        targetSize.width = 
                     (maxSize.height / sizeOfImage.height) * sizeOfImage.width;
    }

    // images can be integral sizes only, so round up
    // the target size and width, then construct a target
    // rect that centres the output image within that size;
    // this all ensures sub-pixel accuracy
    CGRect targetRect;

    // store the original target size and round up the original
    targetRect.size = targetSize;
    targetSize.width = ceilf(targetSize.width);
    targetSize.height = ceilf(targetSize.height);

    // work out how to centre the source image within the integral-sized
    // output image
    targetRect.origin.x = (targetSize.width - targetRect.size.height) * 0.5f;
    targetRect.origin.y = (targetSize.height - targetRect.size.width) * 0.5f;

    // now create a CGContext to draw to, draw the image to it suitably
    // scaled and positioned, and turn the thing into a UIImage

    // get a suitable CoreGraphics context to draw to, in RGBA;
    // I'm assuming iOS 4 or later here, to save some manual memory
    // management.
    CGColorSpaceRef colourSpace = CGColorSpaceCreateDeviceRGB();
    CGContextRef context  = CGBitmapContextCreate(
           NULL,
           targetSize.width, targetSize.height,
           8, targetSize.width * 4,
           colourSpace, 
           kCGBitmapByteOrder32Big | kCGImageAlphaPremultipliedLast);
    CGColorSpaceRelease(colourSpace);

    // clear the context, since it may currently contain anything.
    CGContextClearRect(context, 
                  CGRectMake(0.0f, 0.0f, targetSize.width, targetSize.height));

    // draw the given image to the newly created context
    CGContextDrawImage(context, targetRect, [srcImage CGImage]);

    // get an image from the CG context, wrapping it as a UIImage
    CGImageRef cgImage = CGBitmapContextCreateImage(context);
    UIImage *returnImage = [UIImage imageWithCGImage:cgImage];

    // clean up
    CGContextRelease(context);
    CGImageRelease(cgImage);

    return returnImage;
}

Obviously I've made that look complicated by commenting it very heavily, but it's actually only 23 lines.

share|improve this answer
    
Thanks for the code. I am wondering whether you code handles correct ratio? –  Jackson Tale Jul 21 '11 at 10:05
    
No, it doesn't; I missed the UIViewContentModeScaleAspectFit clue. I'll fix the code momentarily. –  Tommy Jul 21 '11 at 17:47

Yep. You should create downsized versions of the images, cache them to disk somewhere, use the small versions in your image views and unload the big ones if you can.

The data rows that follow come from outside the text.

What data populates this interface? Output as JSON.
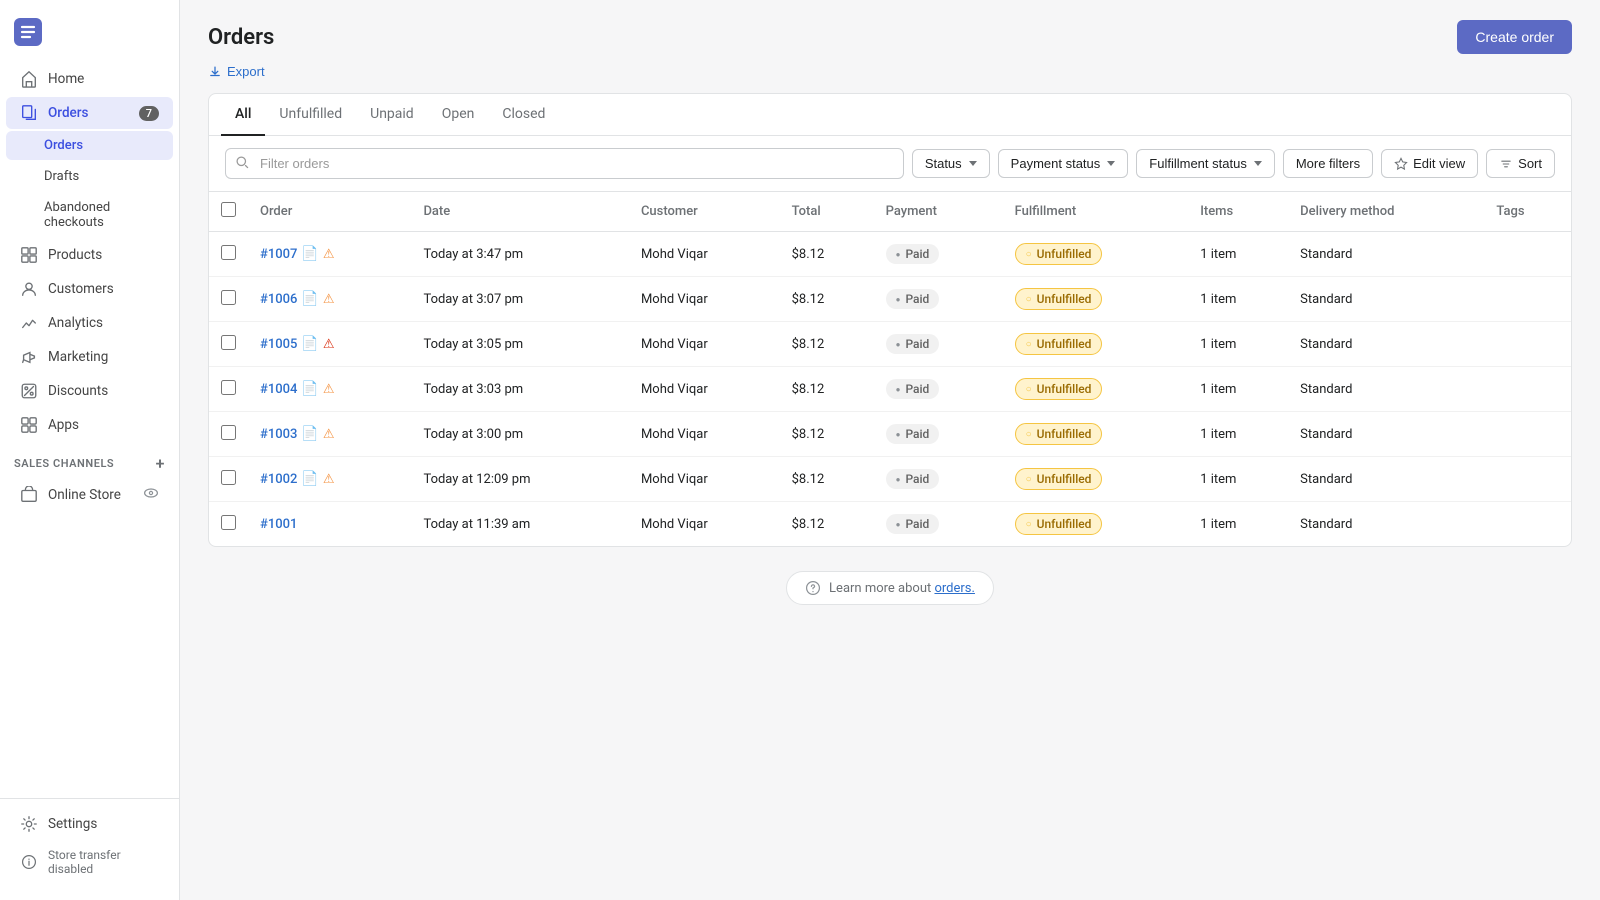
{
  "sidebar": {
    "nav_items": [
      {
        "id": "home",
        "label": "Home",
        "icon": "home",
        "active": false,
        "badge": null
      },
      {
        "id": "orders",
        "label": "Orders",
        "icon": "orders",
        "active": true,
        "badge": "7"
      },
      {
        "id": "products",
        "label": "Products",
        "icon": "products",
        "active": false,
        "badge": null
      },
      {
        "id": "customers",
        "label": "Customers",
        "icon": "customers",
        "active": false,
        "badge": null
      },
      {
        "id": "analytics",
        "label": "Analytics",
        "icon": "analytics",
        "active": false,
        "badge": null
      },
      {
        "id": "marketing",
        "label": "Marketing",
        "icon": "marketing",
        "active": false,
        "badge": null
      },
      {
        "id": "discounts",
        "label": "Discounts",
        "icon": "discounts",
        "active": false,
        "badge": null
      },
      {
        "id": "apps",
        "label": "Apps",
        "icon": "apps",
        "active": false,
        "badge": null
      }
    ],
    "orders_sub": [
      {
        "id": "orders-sub",
        "label": "Orders",
        "active": true
      },
      {
        "id": "drafts",
        "label": "Drafts",
        "active": false
      },
      {
        "id": "abandoned",
        "label": "Abandoned checkouts",
        "active": false
      }
    ],
    "sales_channels_label": "SALES CHANNELS",
    "online_store": "Online Store",
    "settings_label": "Settings",
    "store_transfer_label": "Store transfer disabled"
  },
  "page": {
    "title": "Orders",
    "export_label": "Export",
    "create_order_label": "Create order"
  },
  "tabs": [
    {
      "id": "all",
      "label": "All",
      "active": true
    },
    {
      "id": "unfulfilled",
      "label": "Unfulfilled",
      "active": false
    },
    {
      "id": "unpaid",
      "label": "Unpaid",
      "active": false
    },
    {
      "id": "open",
      "label": "Open",
      "active": false
    },
    {
      "id": "closed",
      "label": "Closed",
      "active": false
    }
  ],
  "filters": {
    "search_placeholder": "Filter orders",
    "status_label": "Status",
    "payment_status_label": "Payment status",
    "fulfillment_status_label": "Fulfillment status",
    "more_filters_label": "More filters",
    "edit_view_label": "Edit view",
    "sort_label": "Sort"
  },
  "table": {
    "columns": [
      "Order",
      "Date",
      "Customer",
      "Total",
      "Payment",
      "Fulfillment",
      "Items",
      "Delivery method",
      "Tags"
    ],
    "rows": [
      {
        "id": "#1007",
        "date": "Today at 3:47 pm",
        "customer": "Mohd Viqar",
        "total": "$8.12",
        "payment": "Paid",
        "fulfillment": "Unfulfilled",
        "items": "1 item",
        "delivery": "Standard",
        "has_doc": true,
        "has_warn": true,
        "warn_red": false
      },
      {
        "id": "#1006",
        "date": "Today at 3:07 pm",
        "customer": "Mohd Viqar",
        "total": "$8.12",
        "payment": "Paid",
        "fulfillment": "Unfulfilled",
        "items": "1 item",
        "delivery": "Standard",
        "has_doc": true,
        "has_warn": true,
        "warn_red": false
      },
      {
        "id": "#1005",
        "date": "Today at 3:05 pm",
        "customer": "Mohd Viqar",
        "total": "$8.12",
        "payment": "Paid",
        "fulfillment": "Unfulfilled",
        "items": "1 item",
        "delivery": "Standard",
        "has_doc": true,
        "has_warn": true,
        "warn_red": true
      },
      {
        "id": "#1004",
        "date": "Today at 3:03 pm",
        "customer": "Mohd Viqar",
        "total": "$8.12",
        "payment": "Paid",
        "fulfillment": "Unfulfilled",
        "items": "1 item",
        "delivery": "Standard",
        "has_doc": true,
        "has_warn": true,
        "warn_red": false
      },
      {
        "id": "#1003",
        "date": "Today at 3:00 pm",
        "customer": "Mohd Viqar",
        "total": "$8.12",
        "payment": "Paid",
        "fulfillment": "Unfulfilled",
        "items": "1 item",
        "delivery": "Standard",
        "has_doc": true,
        "has_warn": true,
        "warn_red": false
      },
      {
        "id": "#1002",
        "date": "Today at 12:09 pm",
        "customer": "Mohd Viqar",
        "total": "$8.12",
        "payment": "Paid",
        "fulfillment": "Unfulfilled",
        "items": "1 item",
        "delivery": "Standard",
        "has_doc": true,
        "has_warn": true,
        "warn_red": false
      },
      {
        "id": "#1001",
        "date": "Today at 11:39 am",
        "customer": "Mohd Viqar",
        "total": "$8.12",
        "payment": "Paid",
        "fulfillment": "Unfulfilled",
        "items": "1 item",
        "delivery": "Standard",
        "has_doc": false,
        "has_warn": false,
        "warn_red": false
      }
    ]
  },
  "footer": {
    "learn_more_text": "Learn more about ",
    "learn_more_link": "orders."
  }
}
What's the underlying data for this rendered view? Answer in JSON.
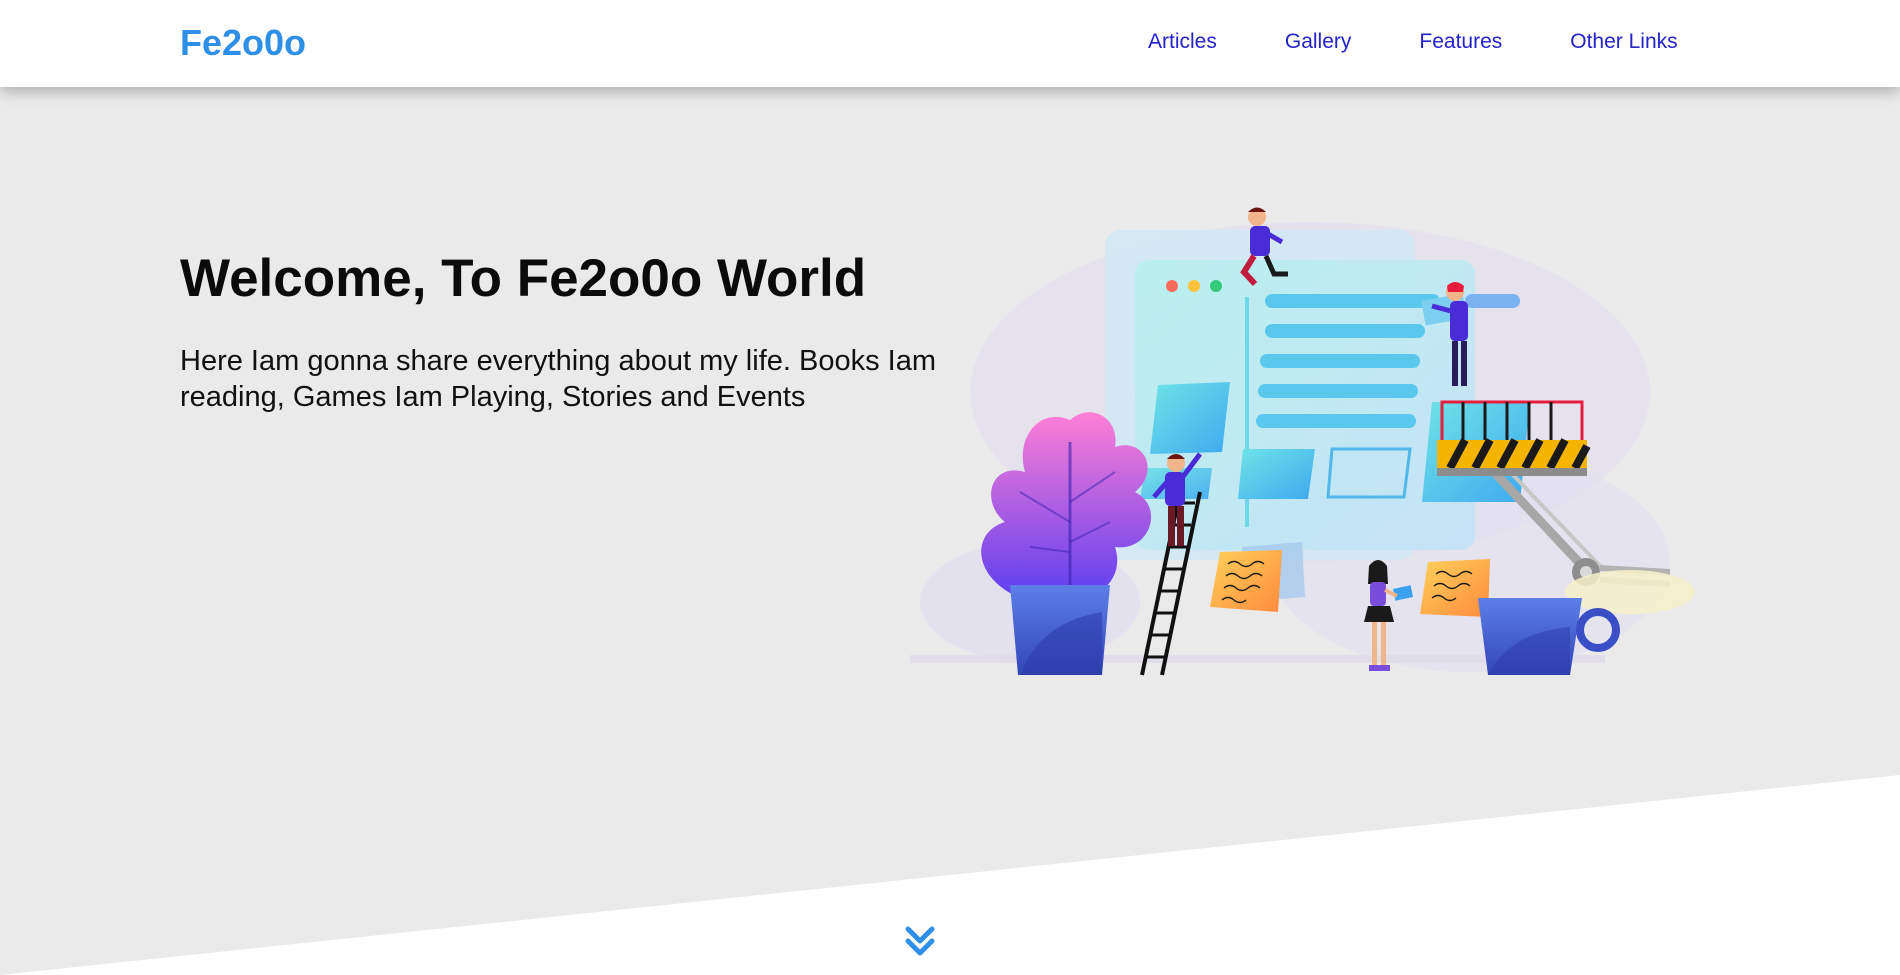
{
  "navbar": {
    "brand": "Fe2o0o",
    "links": [
      {
        "label": "Articles"
      },
      {
        "label": "Gallery"
      },
      {
        "label": "Features"
      },
      {
        "label": "Other Links"
      }
    ]
  },
  "hero": {
    "title": "Welcome, To Fe2o0o World",
    "description": "Here Iam gonna share everything about my life. Books Iam reading, Games Iam Playing, Stories and Events"
  },
  "icons": {
    "scroll": "double-chevron-down-icon",
    "illustration": "website-building-illustration"
  },
  "colors": {
    "brand": "#2d8fe6",
    "nav_link": "#2323c8",
    "hero_bg": "#eaeaea",
    "chevron": "#2d8fe6"
  }
}
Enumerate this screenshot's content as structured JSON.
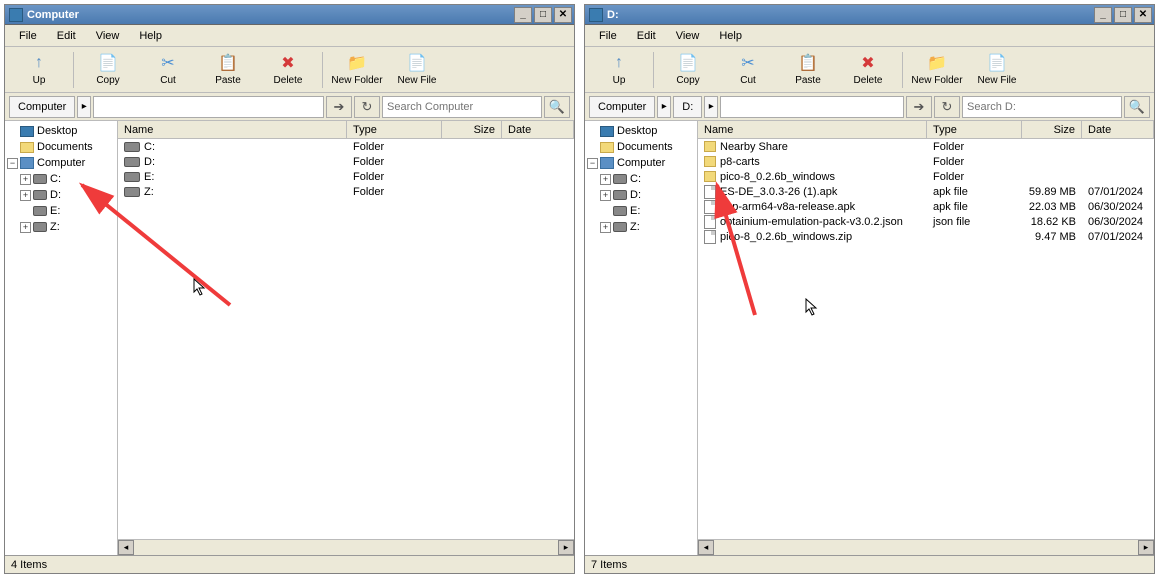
{
  "left": {
    "title": "Computer",
    "menu": [
      "File",
      "Edit",
      "View",
      "Help"
    ],
    "toolbar": [
      {
        "icon": "↑",
        "label": "Up",
        "color": "#5a8fc4"
      },
      {
        "icon": "📄",
        "label": "Copy",
        "color": "#d9b65c"
      },
      {
        "icon": "✂",
        "label": "Cut",
        "color": "#4a8fd4"
      },
      {
        "icon": "📋",
        "label": "Paste",
        "color": "#d9b65c"
      },
      {
        "icon": "✖",
        "label": "Delete",
        "color": "#d43a3a"
      },
      {
        "icon": "📁",
        "label": "New Folder",
        "color": "#d9b65c"
      },
      {
        "icon": "📄",
        "label": "New File",
        "color": "#d9b65c"
      }
    ],
    "breadcrumbs": [
      "Computer"
    ],
    "search_placeholder": "Search Computer",
    "tree": [
      {
        "indent": 0,
        "exp": "",
        "icon": "folder-blue",
        "label": "Desktop"
      },
      {
        "indent": 0,
        "exp": "",
        "icon": "folder-yellow",
        "label": "Documents"
      },
      {
        "indent": 0,
        "exp": "−",
        "icon": "computer",
        "label": "Computer"
      },
      {
        "indent": 1,
        "exp": "+",
        "icon": "drive",
        "label": "C:"
      },
      {
        "indent": 1,
        "exp": "+",
        "icon": "drive",
        "label": "D:"
      },
      {
        "indent": 1,
        "exp": "",
        "icon": "drive",
        "label": "E:"
      },
      {
        "indent": 1,
        "exp": "+",
        "icon": "drive",
        "label": "Z:"
      }
    ],
    "columns": [
      "Name",
      "Type",
      "Size",
      "Date"
    ],
    "rows": [
      {
        "icon": "drive",
        "name": "C:",
        "type": "Folder",
        "size": "",
        "date": ""
      },
      {
        "icon": "drive",
        "name": "D:",
        "type": "Folder",
        "size": "",
        "date": ""
      },
      {
        "icon": "drive",
        "name": "E:",
        "type": "Folder",
        "size": "",
        "date": ""
      },
      {
        "icon": "drive",
        "name": "Z:",
        "type": "Folder",
        "size": "",
        "date": ""
      }
    ],
    "status": "4 Items"
  },
  "right": {
    "title": "D:",
    "menu": [
      "File",
      "Edit",
      "View",
      "Help"
    ],
    "toolbar": [
      {
        "icon": "↑",
        "label": "Up",
        "color": "#5a8fc4"
      },
      {
        "icon": "📄",
        "label": "Copy",
        "color": "#d9b65c"
      },
      {
        "icon": "✂",
        "label": "Cut",
        "color": "#4a8fd4"
      },
      {
        "icon": "📋",
        "label": "Paste",
        "color": "#d9b65c"
      },
      {
        "icon": "✖",
        "label": "Delete",
        "color": "#d43a3a"
      },
      {
        "icon": "📁",
        "label": "New Folder",
        "color": "#d9b65c"
      },
      {
        "icon": "📄",
        "label": "New File",
        "color": "#d9b65c"
      }
    ],
    "breadcrumbs": [
      "Computer",
      "D:"
    ],
    "search_placeholder": "Search D:",
    "tree": [
      {
        "indent": 0,
        "exp": "",
        "icon": "folder-blue",
        "label": "Desktop"
      },
      {
        "indent": 0,
        "exp": "",
        "icon": "folder-yellow",
        "label": "Documents"
      },
      {
        "indent": 0,
        "exp": "−",
        "icon": "computer",
        "label": "Computer"
      },
      {
        "indent": 1,
        "exp": "+",
        "icon": "drive",
        "label": "C:"
      },
      {
        "indent": 1,
        "exp": "+",
        "icon": "drive",
        "label": "D:"
      },
      {
        "indent": 1,
        "exp": "",
        "icon": "drive",
        "label": "E:"
      },
      {
        "indent": 1,
        "exp": "+",
        "icon": "drive",
        "label": "Z:"
      }
    ],
    "columns": [
      "Name",
      "Type",
      "Size",
      "Date"
    ],
    "rows": [
      {
        "icon": "folder",
        "name": "Nearby Share",
        "type": "Folder",
        "size": "",
        "date": ""
      },
      {
        "icon": "folder",
        "name": "p8-carts",
        "type": "Folder",
        "size": "",
        "date": ""
      },
      {
        "icon": "folder",
        "name": "pico-8_0.2.6b_windows",
        "type": "Folder",
        "size": "",
        "date": ""
      },
      {
        "icon": "file",
        "name": "ES-DE_3.0.3-26 (1).apk",
        "type": "apk file",
        "size": "59.89 MB",
        "date": "07/01/2024"
      },
      {
        "icon": "file",
        "name": "app-arm64-v8a-release.apk",
        "type": "apk file",
        "size": "22.03 MB",
        "date": "06/30/2024"
      },
      {
        "icon": "file",
        "name": "obtainium-emulation-pack-v3.0.2.json",
        "type": "json file",
        "size": "18.62 KB",
        "date": "06/30/2024"
      },
      {
        "icon": "file",
        "name": "pico-8_0.2.6b_windows.zip",
        "type": "",
        "size": "9.47 MB",
        "date": "07/01/2024"
      }
    ],
    "status": "7 Items"
  }
}
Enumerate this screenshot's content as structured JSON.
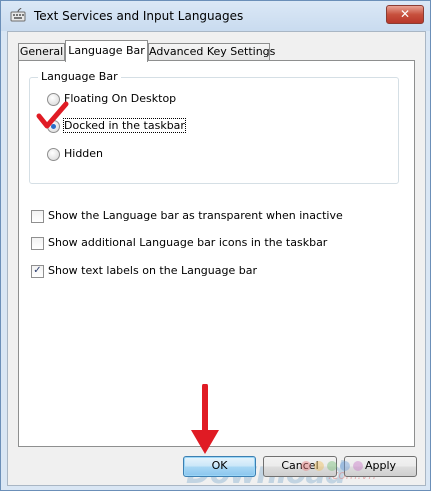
{
  "window": {
    "title": "Text Services and Input Languages",
    "close_symbol": "✕"
  },
  "tabs": [
    {
      "label": "General",
      "active": false
    },
    {
      "label": "Language Bar",
      "active": true
    },
    {
      "label": "Advanced Key Settings",
      "active": false
    }
  ],
  "language_bar_group": {
    "title": "Language Bar",
    "options": [
      {
        "label": "Floating On Desktop",
        "selected": false
      },
      {
        "label": "Docked in the taskbar",
        "selected": true
      },
      {
        "label": "Hidden",
        "selected": false
      }
    ]
  },
  "checkboxes": [
    {
      "label": "Show the Language bar as transparent when inactive",
      "checked": false
    },
    {
      "label": "Show additional Language bar icons in the taskbar",
      "checked": false
    },
    {
      "label": "Show text labels on the Language bar",
      "checked": true
    }
  ],
  "buttons": {
    "ok": "OK",
    "cancel": "Cancel",
    "apply": "Apply"
  },
  "watermark": {
    "text": "Download",
    "suffix": ".com.vn"
  },
  "annotations": {
    "checkmark_color": "#e01b24",
    "arrow_color": "#e01b24"
  }
}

share|improve this answer

Your Answer

 
discard

By posting your answer, you agree to the privacy policy and terms of service.

Not the answer you're looking for? Browse other questions tagged or ask your own question.